If your support package – sometimes called a personal or individual budget – has been cut or changed take a look at our updated guide.

My mum was like, ‘Wow! It’s a new Elliot!’

I’ve been working with some of the people Scope supports to live independently in the community, whatever their support needs. I wanted to share a few of their stories.

When I met 24-year-old Elliot at his home in Hereford, a bungalow he shares with two friends around his age, he was in a bit of a hurry. He had an interview that morning to volunteer at a local hospice.

Elliot outside his house in Hereford
Elliot outside his house in Hereford

“I work at a charity shop in Hereford. I want to get more jobs or voluntary work, just to keep ticking over,” he told me.

“I’m hoping to do a National Diploma at the shop, and then when I’ve done voluntary work for a while I’ll hopefully move up slowly.”

Leaving home

Elliot has cerebral palsy and autism. He’s a full-time wheelchair user, and has lived in a shared house for the past six years, working with Scope support workers.

His parents helped him find the place he’s in now when he was 18, and he says he hasn’t looked back since. He started out with a few dinners and overnight stays, and soon decided to make the move full-time.

“A few weeks after I moved in, my mum came to visit and she was like, ‘Wow! It’s a new Elliot!’”

Choice and control

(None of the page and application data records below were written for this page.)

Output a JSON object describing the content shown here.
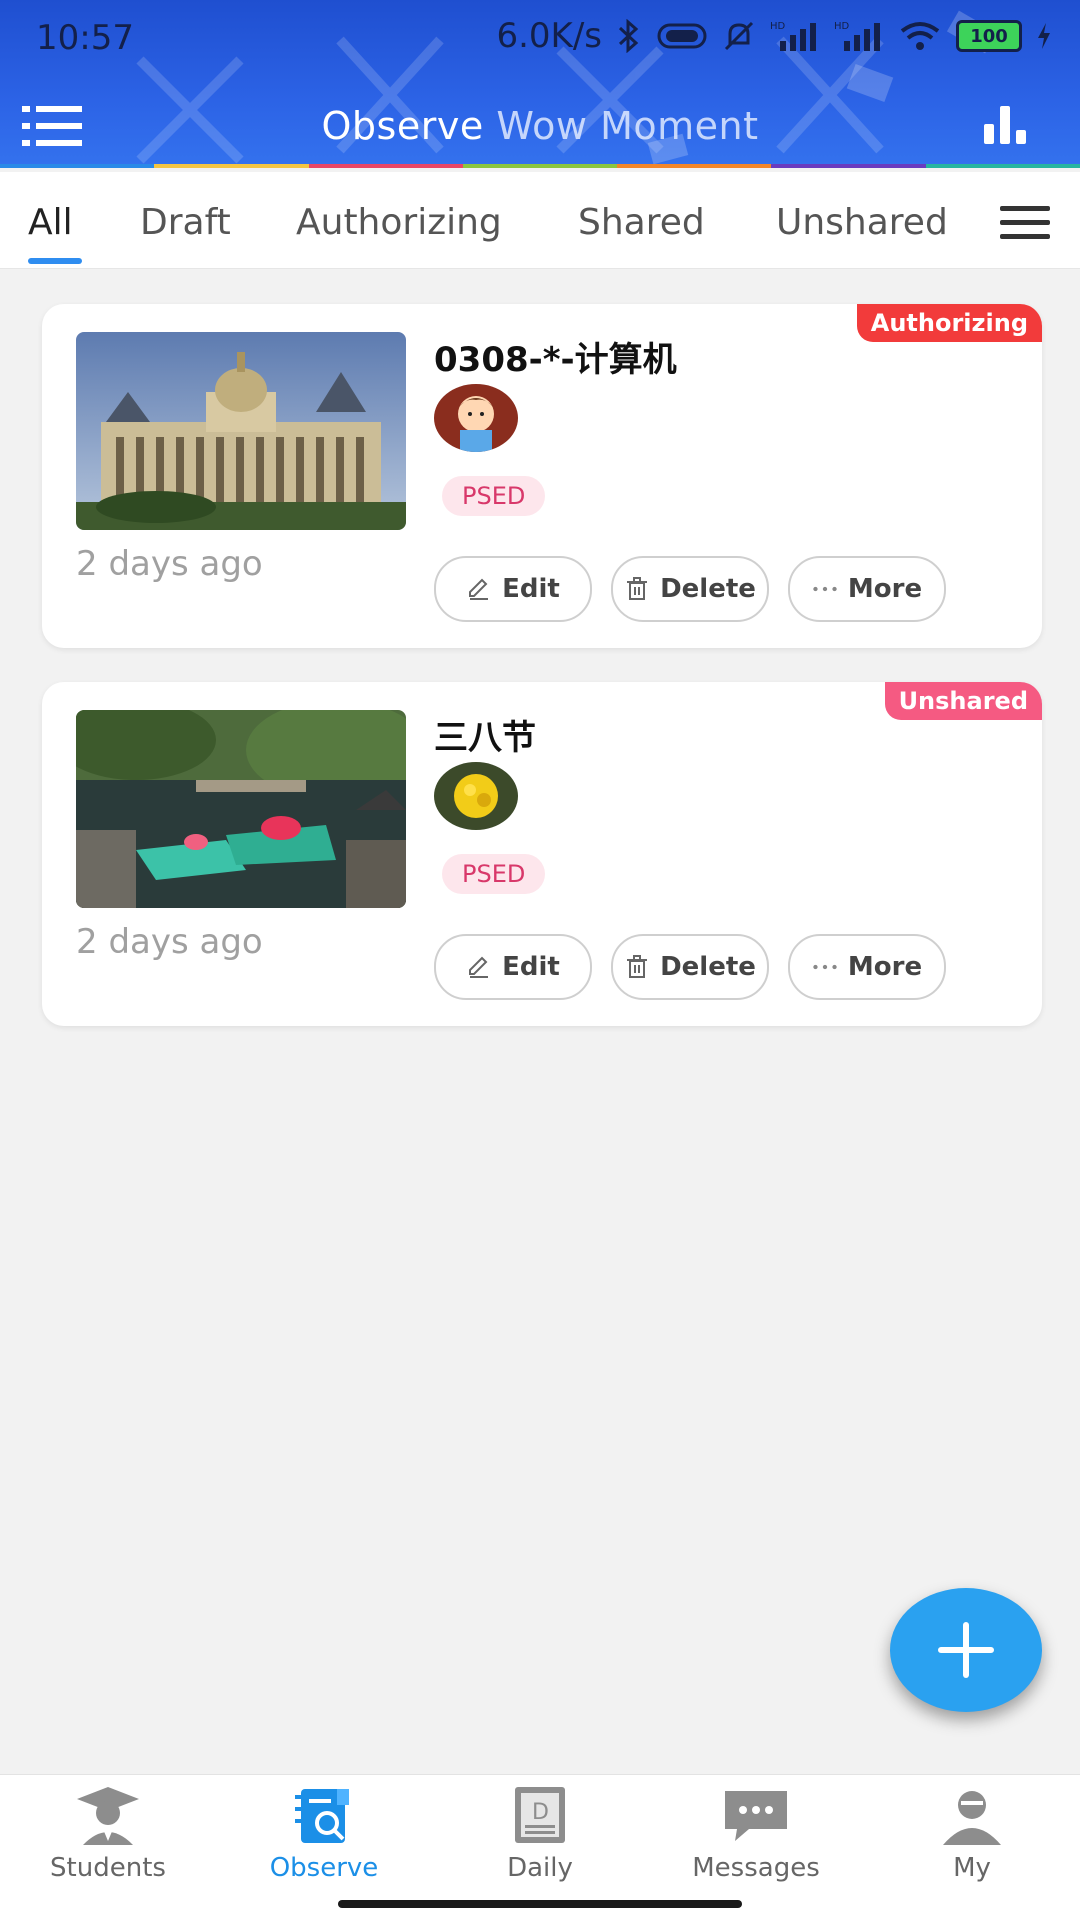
{
  "status_bar": {
    "time": "10:57",
    "net_speed": "6.0K/s",
    "battery": "100"
  },
  "app_bar": {
    "title_primary": "Observe",
    "title_secondary": "Wow Moment"
  },
  "tabs": [
    {
      "label": "All",
      "active": true
    },
    {
      "label": "Draft",
      "active": false
    },
    {
      "label": "Authorizing",
      "active": false
    },
    {
      "label": "Shared",
      "active": false
    },
    {
      "label": "Unshared",
      "active": false
    }
  ],
  "cards": [
    {
      "title": "0308-*-计算机",
      "tag": "PSED",
      "status": "Authorizing",
      "status_color": "#f23b3b",
      "age": "2 days ago",
      "edit_label": "Edit",
      "delete_label": "Delete",
      "more_label": "More"
    },
    {
      "title": "三八节",
      "tag": "PSED",
      "status": "Unshared",
      "status_color": "#f55a82",
      "age": "2 days ago",
      "edit_label": "Edit",
      "delete_label": "Delete",
      "more_label": "More"
    }
  ],
  "bottom_nav": [
    {
      "label": "Students",
      "icon": "graduate-icon",
      "active": false
    },
    {
      "label": "Observe",
      "icon": "observe-notebook-icon",
      "active": true
    },
    {
      "label": "Daily",
      "icon": "daily-doc-icon",
      "active": false
    },
    {
      "label": "Messages",
      "icon": "chat-bubble-icon",
      "active": false
    },
    {
      "label": "My",
      "icon": "user-icon",
      "active": false
    }
  ],
  "colors": {
    "accent": "#2f8df0",
    "fab": "#2aa1f0",
    "chip_text": "#d8386a",
    "chip_bg": "#fde6ec"
  }
}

Scope delivers Elliot’s care – which he pays for with his personal social care budget – and that of his housemates, but Elliot is a tenant in the house. This gives him choice and control over the way he lives. He could move out if he wanted to, or change his support provider.

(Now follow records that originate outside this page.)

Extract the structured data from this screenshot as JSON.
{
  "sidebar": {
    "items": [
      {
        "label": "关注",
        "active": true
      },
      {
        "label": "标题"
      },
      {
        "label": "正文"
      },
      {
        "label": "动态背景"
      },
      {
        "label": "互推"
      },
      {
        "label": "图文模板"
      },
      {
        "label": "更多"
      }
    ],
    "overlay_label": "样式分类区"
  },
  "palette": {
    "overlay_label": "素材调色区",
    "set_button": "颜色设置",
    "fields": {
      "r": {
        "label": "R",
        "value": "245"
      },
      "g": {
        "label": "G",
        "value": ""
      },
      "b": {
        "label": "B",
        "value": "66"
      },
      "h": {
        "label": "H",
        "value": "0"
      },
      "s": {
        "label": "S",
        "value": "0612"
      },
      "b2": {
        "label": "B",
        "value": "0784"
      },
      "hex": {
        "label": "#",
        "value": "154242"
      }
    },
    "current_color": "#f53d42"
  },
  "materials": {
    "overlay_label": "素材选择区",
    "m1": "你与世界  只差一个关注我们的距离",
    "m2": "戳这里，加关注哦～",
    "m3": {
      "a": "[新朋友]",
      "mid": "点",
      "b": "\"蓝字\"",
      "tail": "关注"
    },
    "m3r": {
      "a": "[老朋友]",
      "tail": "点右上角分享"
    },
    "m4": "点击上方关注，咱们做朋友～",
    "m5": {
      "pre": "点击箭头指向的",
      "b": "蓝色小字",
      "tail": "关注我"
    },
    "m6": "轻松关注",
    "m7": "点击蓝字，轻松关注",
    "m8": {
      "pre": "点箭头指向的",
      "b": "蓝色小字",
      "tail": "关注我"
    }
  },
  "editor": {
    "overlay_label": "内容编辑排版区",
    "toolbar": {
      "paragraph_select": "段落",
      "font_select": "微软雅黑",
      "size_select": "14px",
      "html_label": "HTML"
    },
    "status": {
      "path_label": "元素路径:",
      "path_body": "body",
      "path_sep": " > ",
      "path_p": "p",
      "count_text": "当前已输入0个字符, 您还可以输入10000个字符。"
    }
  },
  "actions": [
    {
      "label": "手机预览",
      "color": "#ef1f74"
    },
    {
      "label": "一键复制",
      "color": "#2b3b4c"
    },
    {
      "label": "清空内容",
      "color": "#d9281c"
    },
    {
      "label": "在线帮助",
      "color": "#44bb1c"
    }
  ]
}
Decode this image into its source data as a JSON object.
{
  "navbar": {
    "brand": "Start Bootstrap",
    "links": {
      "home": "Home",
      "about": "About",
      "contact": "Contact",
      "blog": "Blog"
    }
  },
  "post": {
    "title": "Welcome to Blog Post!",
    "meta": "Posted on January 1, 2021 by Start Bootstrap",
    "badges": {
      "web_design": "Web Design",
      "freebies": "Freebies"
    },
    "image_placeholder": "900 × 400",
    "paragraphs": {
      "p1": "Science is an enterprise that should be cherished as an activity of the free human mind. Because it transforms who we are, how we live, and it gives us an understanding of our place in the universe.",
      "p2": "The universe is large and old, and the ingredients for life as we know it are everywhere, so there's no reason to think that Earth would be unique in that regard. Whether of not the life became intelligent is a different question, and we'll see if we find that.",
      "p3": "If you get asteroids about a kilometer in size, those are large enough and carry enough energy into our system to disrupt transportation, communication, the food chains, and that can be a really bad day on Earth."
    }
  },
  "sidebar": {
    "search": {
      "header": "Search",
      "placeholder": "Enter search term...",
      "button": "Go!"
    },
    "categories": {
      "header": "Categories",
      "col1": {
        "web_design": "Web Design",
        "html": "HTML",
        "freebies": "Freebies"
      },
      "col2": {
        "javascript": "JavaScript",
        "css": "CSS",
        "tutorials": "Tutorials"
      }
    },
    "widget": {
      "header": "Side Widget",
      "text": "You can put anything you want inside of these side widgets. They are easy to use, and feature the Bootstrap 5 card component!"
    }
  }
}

Elliot in his bedroom
Elliot in his room, which he’s decorated with lots of furniture in his favourite colour, red

There’s a support worker in the house 24 hours a day. The three housemates pay for this together. Elliot also has a one-to-one support worker during the day.

“Obviously we have our ups and downs, like everyone, but I love the guys here. Scope is very special to me, because they help me achieve what I want to do.

“I go everywhere with a support worker, but we’re trying to get me green on the traffic lights system [a road safety programme] so I can go out on my own – into town, into work.”

‘The best experience’

Elliot’s interest in charity fundraising led him to do a 14,000-foot tandem skydive to raise money for his local air ambulance. He single-handedly raised more than £1,100.

Elliot with his skydiving instructor, Jason
Elliot and Jason, his skydiving partner

“It was the best experience of my life. I was harnessed to Jason – I couldn’t have done it without him. It’s not easy to find somewhere that caters for people with disabilities – I had to ring round all over the country.

When they put me in the harness, I was like ‘Here we go…’, but once we jumped I didn’t even feel nervous when I looked down. It was absolutely amazing. The whole family came to watch.”

I met people with a range of impairments. Elliot mostly needs support with staying safe in the outside world, but others have more complex needs. I’ll share some of those stories next week.

Find out more about Scope’s community support services.